This was affirmed again in Lantis v. Bishop, 224 Or. 586, 356 P.2d 158 (1960). See cases collected therein.

Because this case will be retried as to defendant Kenney, we call attention to Zumwalt v. Lindland, 239 Or. 26, 32, 396 P.2d 205 (1964); Cook v. Kinzua Pine Mills Co., 207 Or. 34, 293 P.2d 717 (1956); Falls v. Mortensen, 207 Or. 130, 139, 295 P.2d 182 (1956), to the effect that if plaintiff establishes her claim of wanton misconduct on the part of defendant Kenney, as alleged, the defense of contributory negligence would not be available to defendant Kenney.

The case is affirmed as to defendant Rogers Construction, Inc., and reversed as to defendant Fredrick Larry Kenney and remanded for a new trial in conformance with this opinion.

TONGUE, J., concurs in the result.

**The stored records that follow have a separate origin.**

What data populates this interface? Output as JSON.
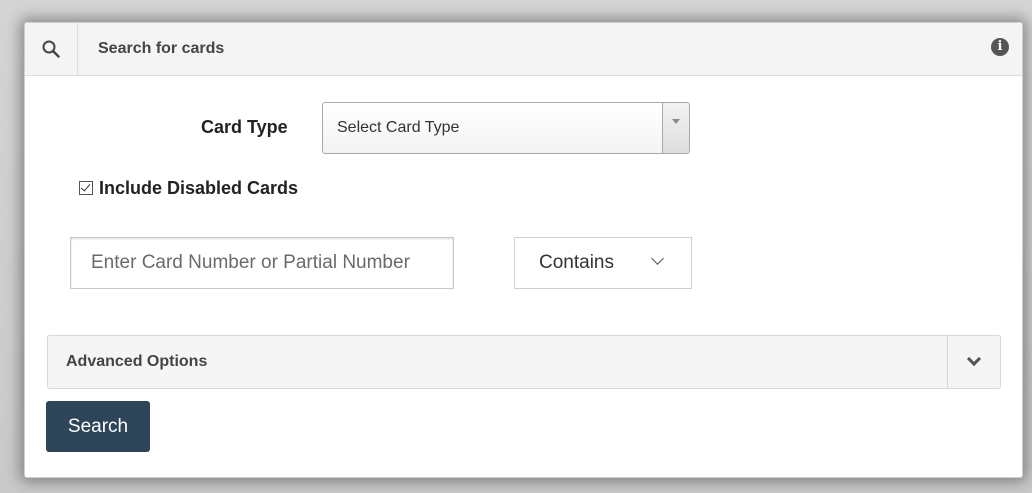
{
  "header": {
    "title": "Search for cards",
    "search_icon": "search-icon",
    "info_icon": "info-icon"
  },
  "card_type": {
    "label": "Card Type",
    "selected": "Select Card Type"
  },
  "include_disabled": {
    "label": "Include Disabled Cards",
    "checked": true
  },
  "card_number": {
    "placeholder": "Enter Card Number or Partial Number",
    "value": ""
  },
  "match_mode": {
    "selected": "Contains"
  },
  "advanced": {
    "label": "Advanced Options",
    "toggle_icon": "chevron-down-icon"
  },
  "actions": {
    "search_label": "Search"
  },
  "colors": {
    "primary_button": "#2e4459",
    "header_bg": "#f4f4f4"
  }
}
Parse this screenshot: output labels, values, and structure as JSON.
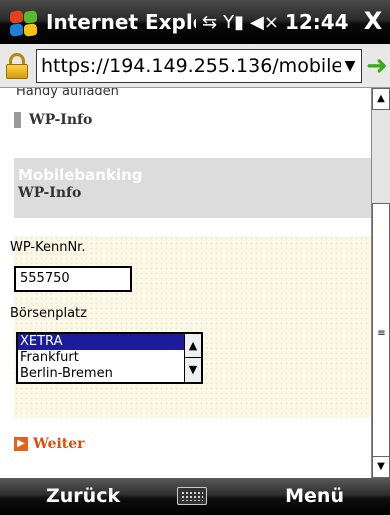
{
  "titlebar": {
    "app_title": "Internet Explor",
    "time": "12:44",
    "close_glyph": "X",
    "icons": [
      "windows-start-icon",
      "network-sync-icon",
      "signal-strength-icon",
      "speaker-muted-icon"
    ]
  },
  "address": {
    "url": "https://194.149.255.136/mobile",
    "dropdown_glyph": "▼",
    "go_glyph": "➜"
  },
  "page": {
    "cut_off_text": "Handy aufladen",
    "wp_link": "WP-Info",
    "section_title": "Mobilebanking",
    "section_subtitle": "WP-Info",
    "kenn_label": "WP-KennNr.",
    "kenn_value": "555750",
    "boerse_label": "Börsenplatz",
    "boerse_options": [
      "XETRA",
      "Frankfurt",
      "Berlin-Bremen"
    ],
    "boerse_selected": "XETRA",
    "weiter_link": "Weiter"
  },
  "softkeys": {
    "left": "Zurück",
    "right": "Menü"
  },
  "colors": {
    "accent_orange": "#d94e10",
    "selection_blue": "#1c1c9a",
    "form_background": "#fbf8e8",
    "section_gray": "#dcdcdc"
  }
}
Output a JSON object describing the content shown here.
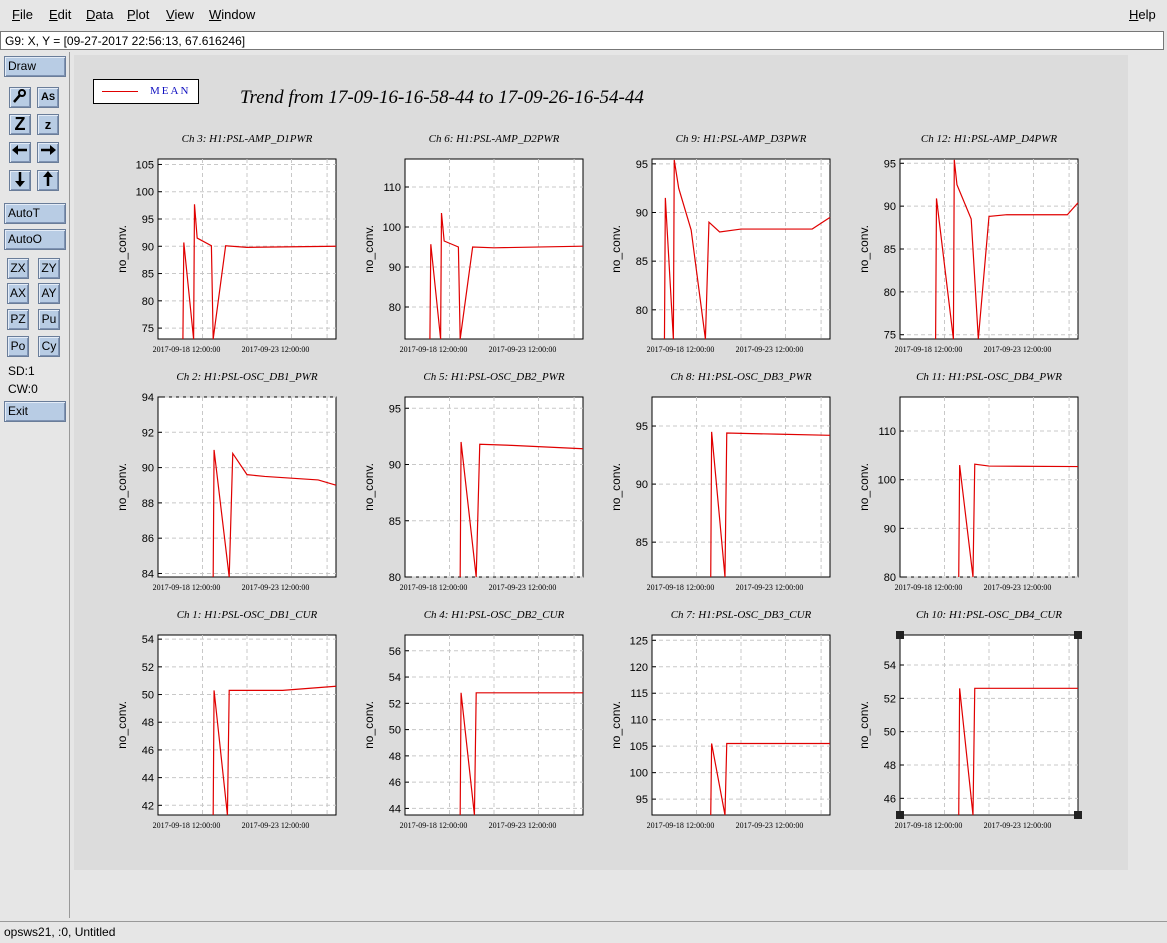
{
  "menubar": {
    "items": [
      {
        "label": "File",
        "key": "F",
        "rest": "ile",
        "name": "menu-file"
      },
      {
        "label": "Edit",
        "key": "E",
        "rest": "dit",
        "name": "menu-edit"
      },
      {
        "label": "Data",
        "key": "D",
        "rest": "ata",
        "name": "menu-data"
      },
      {
        "label": "Plot",
        "key": "P",
        "rest": "lot",
        "name": "menu-plot"
      },
      {
        "label": "View",
        "key": "V",
        "rest": "iew",
        "name": "menu-view"
      },
      {
        "label": "Window",
        "key": "W",
        "rest": "indow",
        "name": "menu-window"
      }
    ],
    "help": {
      "key": "H",
      "rest": "elp"
    }
  },
  "coord_readout": "G9: X, Y = [09-27-2017 22:56:13, 67.616246]",
  "toolbar": {
    "draw": "Draw",
    "autoT": "AutoT",
    "autoO": "AutoO",
    "pairs": [
      [
        "ZX",
        "ZY"
      ],
      [
        "AX",
        "AY"
      ],
      [
        "PZ",
        "Pu"
      ],
      [
        "Po",
        "Cy"
      ]
    ],
    "sd": "SD:1",
    "cw": "CW:0",
    "exit": "Exit",
    "icons": [
      "search-icon",
      "text-size-icon",
      "zoom-in-icon",
      "zoom-out-icon",
      "arrow-left-icon",
      "arrow-right-icon",
      "arrow-down-icon",
      "arrow-up-icon"
    ]
  },
  "legend": {
    "label": "MEAN",
    "color": "#e00000"
  },
  "trend_title": "Trend from 17-09-16-16-58-44 to 17-09-26-16-54-44",
  "status": "opsws21, :0, Untitled",
  "chart_data": [
    {
      "type": "line",
      "title": "Ch 3: H1:PSL-AMP_D1PWR",
      "ylabel": "no_conv.",
      "ylim": [
        73,
        106
      ],
      "yticks": [
        75,
        80,
        85,
        90,
        95,
        100,
        105
      ],
      "xticks": [
        "2017-09-18 12:00:00",
        "2017-09-23 12:00:00"
      ],
      "x": [
        0.14,
        0.145,
        0.2,
        0.205,
        0.22,
        0.3,
        0.31,
        0.38,
        0.5,
        1.0
      ],
      "values": [
        73,
        90.7,
        73,
        97.7,
        91.5,
        90.1,
        73,
        90.1,
        89.8,
        90.0
      ]
    },
    {
      "type": "line",
      "title": "Ch 6: H1:PSL-AMP_D2PWR",
      "ylabel": "no_conv.",
      "ylim": [
        72,
        117
      ],
      "yticks": [
        80,
        90,
        100,
        110
      ],
      "xticks": [
        "2017-09-18 12:00:00",
        "2017-09-23 12:00:00"
      ],
      "x": [
        0.14,
        0.145,
        0.2,
        0.205,
        0.22,
        0.3,
        0.31,
        0.38,
        0.5,
        1.0
      ],
      "values": [
        72,
        95.7,
        72,
        103.5,
        96.5,
        95,
        72,
        95,
        94.8,
        95.2
      ]
    },
    {
      "type": "line",
      "title": "Ch 9: H1:PSL-AMP_D3PWR",
      "ylabel": "no_conv.",
      "ylim": [
        77,
        95.5
      ],
      "yticks": [
        80,
        85,
        90,
        95
      ],
      "xticks": [
        "2017-09-18 12:00:00",
        "2017-09-23 12:00:00"
      ],
      "x": [
        0.07,
        0.075,
        0.12,
        0.125,
        0.15,
        0.22,
        0.3,
        0.32,
        0.38,
        0.5,
        0.9,
        1.0
      ],
      "values": [
        77,
        91.5,
        77,
        95.4,
        92.5,
        88.2,
        77,
        89,
        88,
        88.3,
        88.3,
        89.5
      ]
    },
    {
      "type": "line",
      "title": "Ch 12: H1:PSL-AMP_D4PWR",
      "ylabel": "no_conv.",
      "ylim": [
        74.5,
        95.5
      ],
      "yticks": [
        75,
        80,
        85,
        90,
        95
      ],
      "xticks": [
        "2017-09-18 12:00:00",
        "2017-09-23 12:00:00"
      ],
      "x": [
        0.2,
        0.205,
        0.3,
        0.305,
        0.32,
        0.4,
        0.44,
        0.5,
        0.6,
        0.94,
        1.0
      ],
      "values": [
        74.5,
        90.9,
        74.5,
        95.4,
        92.5,
        88.5,
        74.5,
        88.8,
        89,
        89,
        90.4
      ]
    },
    {
      "type": "line",
      "title": "Ch 2: H1:PSL-OSC_DB1_PWR",
      "ylabel": "no_conv.",
      "ylim": [
        83.8,
        94
      ],
      "yticks": [
        84,
        86,
        88,
        90,
        92,
        94
      ],
      "xticks": [
        "2017-09-18 12:00:00",
        "2017-09-23 12:00:00"
      ],
      "x": [
        0.31,
        0.315,
        0.4,
        0.42,
        0.5,
        0.6,
        0.9,
        1.0
      ],
      "values": [
        83.8,
        91,
        83.8,
        90.8,
        89.6,
        89.5,
        89.3,
        89
      ]
    },
    {
      "type": "line",
      "title": "Ch 5: H1:PSL-OSC_DB2_PWR",
      "ylabel": "no_conv.",
      "ylim": [
        80,
        96
      ],
      "yticks": [
        80,
        85,
        90,
        95
      ],
      "xticks": [
        "2017-09-18 12:00:00",
        "2017-09-23 12:00:00"
      ],
      "x": [
        0.31,
        0.315,
        0.4,
        0.42,
        0.6,
        1.0
      ],
      "values": [
        80,
        92,
        80,
        91.8,
        91.7,
        91.4
      ]
    },
    {
      "type": "line",
      "title": "Ch 8: H1:PSL-OSC_DB3_PWR",
      "ylabel": "no_conv.",
      "ylim": [
        82,
        97.5
      ],
      "yticks": [
        85,
        90,
        95
      ],
      "xticks": [
        "2017-09-18 12:00:00",
        "2017-09-23 12:00:00"
      ],
      "x": [
        0.33,
        0.335,
        0.41,
        0.42,
        0.7,
        1.0
      ],
      "values": [
        82,
        94.5,
        82,
        94.4,
        94.3,
        94.2
      ]
    },
    {
      "type": "line",
      "title": "Ch 11: H1:PSL-OSC_DB4_PWR",
      "ylabel": "no_conv.",
      "ylim": [
        80,
        117
      ],
      "yticks": [
        80,
        90,
        100,
        110
      ],
      "xticks": [
        "2017-09-18 12:00:00",
        "2017-09-23 12:00:00"
      ],
      "x": [
        0.33,
        0.335,
        0.41,
        0.42,
        0.5,
        1.0
      ],
      "values": [
        80,
        103,
        80,
        103.2,
        102.8,
        102.7
      ]
    },
    {
      "type": "line",
      "title": "Ch 1: H1:PSL-OSC_DB1_CUR",
      "ylabel": "no_conv.",
      "ylim": [
        41.3,
        54.3
      ],
      "yticks": [
        42,
        44,
        46,
        48,
        50,
        52,
        54
      ],
      "xticks": [
        "2017-09-18 12:00:00",
        "2017-09-23 12:00:00"
      ],
      "x": [
        0.31,
        0.315,
        0.39,
        0.4,
        0.7,
        1.0
      ],
      "values": [
        41.3,
        50.3,
        41.3,
        50.3,
        50.3,
        50.6
      ]
    },
    {
      "type": "line",
      "title": "Ch 4: H1:PSL-OSC_DB2_CUR",
      "ylabel": "no_conv.",
      "ylim": [
        43.5,
        57.2
      ],
      "yticks": [
        44,
        46,
        48,
        50,
        52,
        54,
        56
      ],
      "xticks": [
        "2017-09-18 12:00:00",
        "2017-09-23 12:00:00"
      ],
      "x": [
        0.31,
        0.315,
        0.39,
        0.4,
        0.7,
        1.0
      ],
      "values": [
        43.5,
        52.8,
        43.5,
        52.8,
        52.8,
        52.8
      ]
    },
    {
      "type": "line",
      "title": "Ch 7: H1:PSL-OSC_DB3_CUR",
      "ylabel": "no_conv.",
      "ylim": [
        92,
        126
      ],
      "yticks": [
        95,
        100,
        105,
        110,
        115,
        120,
        125
      ],
      "xticks": [
        "2017-09-18 12:00:00",
        "2017-09-23 12:00:00"
      ],
      "x": [
        0.33,
        0.335,
        0.41,
        0.42,
        0.7,
        1.0
      ],
      "values": [
        92,
        105.5,
        92,
        105.5,
        105.5,
        105.5
      ]
    },
    {
      "type": "line",
      "title": "Ch 10: H1:PSL-OSC_DB4_CUR",
      "ylabel": "no_conv.",
      "ylim": [
        45,
        55.8
      ],
      "yticks": [
        46,
        48,
        50,
        52,
        54
      ],
      "xticks": [
        "2017-09-18 12:00:00",
        "2017-09-23 12:00:00"
      ],
      "x": [
        0.33,
        0.335,
        0.41,
        0.42,
        0.7,
        1.0
      ],
      "values": [
        45,
        52.6,
        45,
        52.6,
        52.6,
        52.6
      ]
    }
  ]
}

[1] The owner or occupant of land also owes a duty to a licensee not to injure the licensee through active or affirmative negligence, and to warn of any pitfall or trap known to occupant which might cause injury to the licensee notwithstanding the use of reasonable care or skill. Blystone v. Kiesel, 247 Or. 528, 431 P.2d 262 (1967). However, the facts of this case do not concern pitfalls or active negligence.